Yeah, what he said. I'm closer to 50 than 40, and some of the languages I have worked with in the past are no longer in use, or at least not widespread use (then again, some of the software I developed is still being used 18 years later). I took some time out from development, in a business analyst role, and enjoyed that quite a lot, but not as much as I enjoy development, and after a few years I felt like I was kinda falling behind on the technology.
Having moved back into a development role, partly supporting old legacy stuff and partly doing new development in .net and C#, I am not convinced that I am happy *just* doing the .net work, and would love to have a good excuse to use python and other application or web frameworks. The more languages you learn, I believe, the easier it becomes to adapt to others. Or at least you get a better comprehension of their strengths and weaknesses.
If you are having doubt whilst still so young, you are either not really a natural programmer, or you have become jaded from being in a rut too long. Maybe you need to look into some of the open source projects out there in internetland, some of the apps, libraries and, for example web application frameworks, inspire me endlessly (mostly wishing I could get my employers to pay attention to them as well).

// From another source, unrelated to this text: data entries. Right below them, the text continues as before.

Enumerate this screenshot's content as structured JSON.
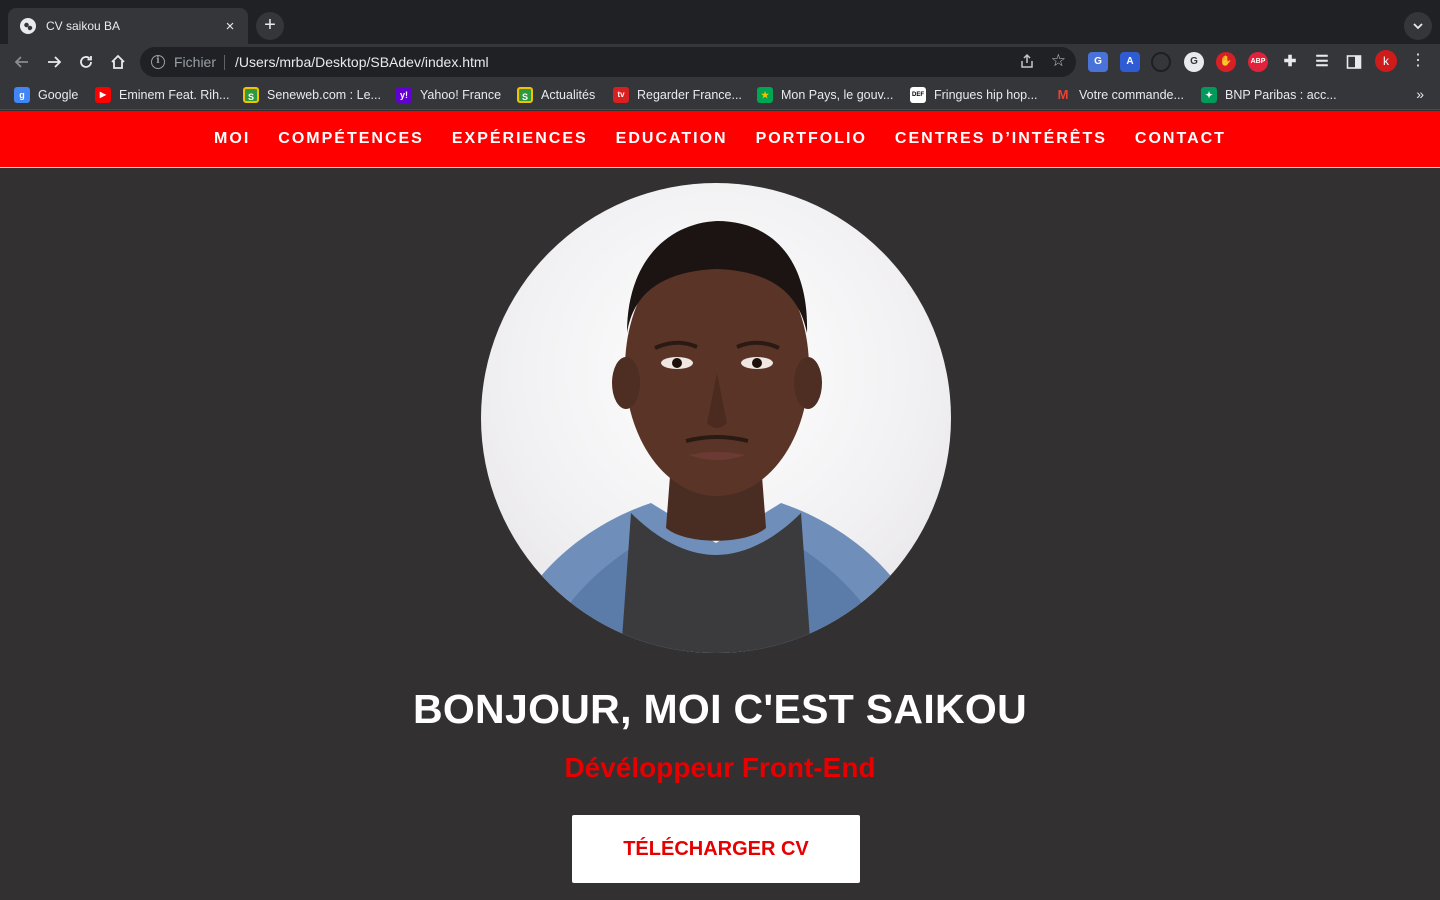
{
  "browser": {
    "tab_title": "CV saikou BA",
    "tab_close": "×",
    "new_tab": "+",
    "tab_search": "⌄",
    "address": {
      "scheme": "Fichier",
      "url": "/Users/mrba/Desktop/SBAdev/index.html"
    },
    "profile_initial": "k",
    "bookmarks": [
      {
        "label": "Google",
        "icon": "google-icon",
        "color": "#4285f4",
        "glyph": "g"
      },
      {
        "label": "Eminem Feat. Rih...",
        "icon": "youtube-icon",
        "color": "#ff0000",
        "glyph": "▶"
      },
      {
        "label": "Seneweb.com : Le...",
        "icon": "seneweb-icon",
        "color": "#2e9b3a",
        "glyph": "S"
      },
      {
        "label": "Yahoo! France",
        "icon": "yahoo-icon",
        "color": "#6001d2",
        "glyph": "y!"
      },
      {
        "label": "Actualités",
        "icon": "news-icon",
        "color": "#2e9b3a",
        "glyph": "S"
      },
      {
        "label": "Regarder France...",
        "icon": "tv-icon",
        "color": "#d92020",
        "glyph": "tv"
      },
      {
        "label": "Mon Pays, le gouv...",
        "icon": "flag-icon",
        "color": "#00a651",
        "glyph": "★"
      },
      {
        "label": "Fringues hip hop...",
        "icon": "def-icon",
        "color": "#ffffff",
        "glyph": "DEF"
      },
      {
        "label": "Votre commande...",
        "icon": "gmail-icon",
        "color": "#ea4335",
        "glyph": "M"
      },
      {
        "label": "BNP Paribas : acc...",
        "icon": "bnp-icon",
        "color": "#009a5a",
        "glyph": "✦"
      }
    ],
    "bookmarks_more": "»"
  },
  "site": {
    "nav": [
      "MOI",
      "COMPÉTENCES",
      "EXPÉRIENCES",
      "EDUCATION",
      "PORTFOLIO",
      "CENTRES D’INTÉRÊTS",
      "CONTACT"
    ],
    "hero": {
      "headline": "BONJOUR, MOI C'EST SAIKOU",
      "role": "Dévéloppeur Front-End",
      "cta": "TÉLÉCHARGER CV"
    }
  },
  "colors": {
    "nav_bg": "#ff0000",
    "page_bg": "#323030",
    "accent_text": "#e60000",
    "button_bg": "#ffffff"
  }
}
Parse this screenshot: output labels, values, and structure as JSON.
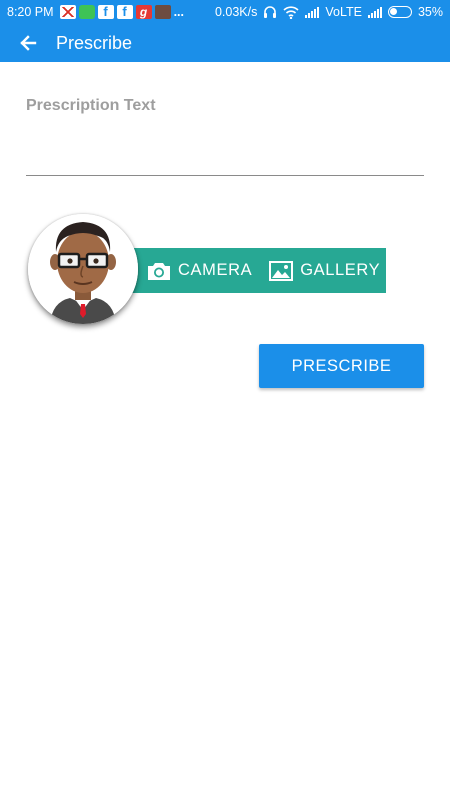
{
  "status_bar": {
    "time": "8:20 PM",
    "more_indicator": "...",
    "net_speed": "0.03K/s",
    "network_type": "VoLTE",
    "battery": "35%",
    "icons": [
      "gmail-icon",
      "phone-icon",
      "facebook-icon",
      "facebook-icon",
      "g-app-icon",
      "game-icon",
      "headset-icon",
      "wifi-icon",
      "signal-icon",
      "battery-icon"
    ]
  },
  "app_bar": {
    "title": "Prescribe",
    "back_icon": "arrow-back-icon"
  },
  "prescription": {
    "label": "Prescription Text",
    "value": "",
    "placeholder": ""
  },
  "image_picker": {
    "camera_label": "CAMERA",
    "gallery_label": "GALLERY",
    "camera_icon": "camera-icon",
    "gallery_icon": "image-icon",
    "color": "#27a894"
  },
  "actions": {
    "prescribe_label": "PRESCRIBE"
  },
  "colors": {
    "primary": "#1b8fe9",
    "accent": "#27a894",
    "label": "#9e9e9e"
  }
}
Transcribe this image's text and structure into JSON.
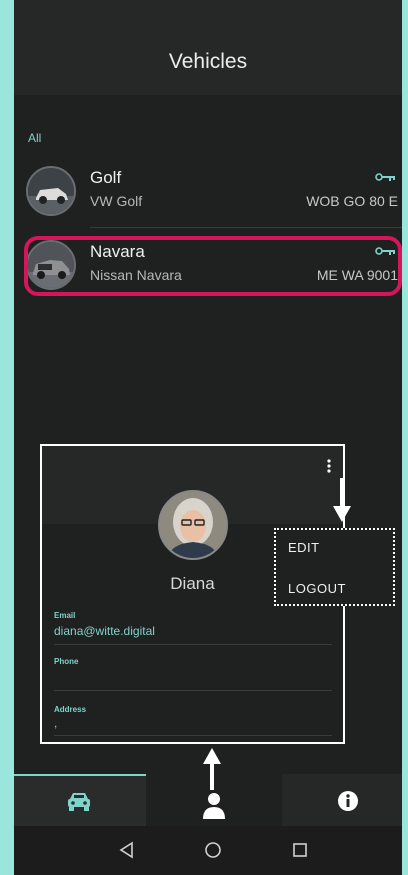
{
  "header": {
    "title": "Vehicles"
  },
  "list": {
    "section_label": "All",
    "vehicles": [
      {
        "name": "Golf",
        "model": "VW Golf",
        "plate": "WOB GO 80 E"
      },
      {
        "name": "Navara",
        "model": "Nissan Navara",
        "plate": "ME WA 9001"
      }
    ]
  },
  "profile": {
    "name": "Diana",
    "email_label": "Email",
    "email_value": "diana@witte.digital",
    "phone_label": "Phone",
    "phone_value": "",
    "address_label": "Address",
    "address_value": ","
  },
  "menu": {
    "edit": "EDIT",
    "logout": "LOGOUT"
  },
  "nav": {
    "tabs": [
      "vehicles",
      "profile",
      "info"
    ],
    "active": "vehicles"
  },
  "colors": {
    "accent": "#7fd4ca",
    "highlight": "#d6155a",
    "background": "#1f2020"
  },
  "icons": [
    "key-icon",
    "kebab-menu-icon",
    "car-icon",
    "person-icon",
    "info-icon",
    "back-icon",
    "home-icon",
    "recents-icon"
  ]
}
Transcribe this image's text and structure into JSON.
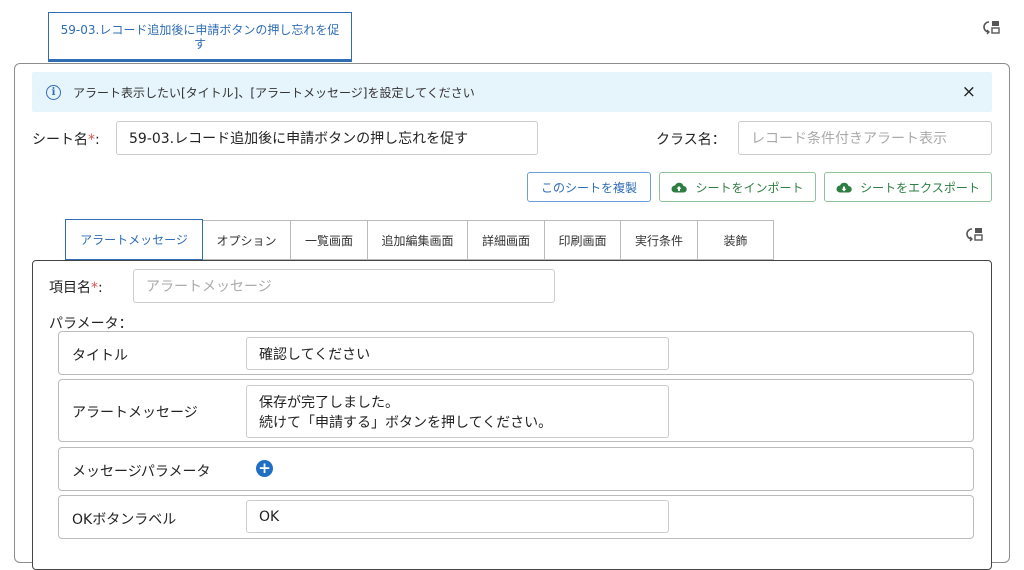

Do what you enjoy, all the better if somebody else appreciates it and pays you for it, but try not to get trapped into just using one toolset or language. Go for variety and always try to learn new ones when you can.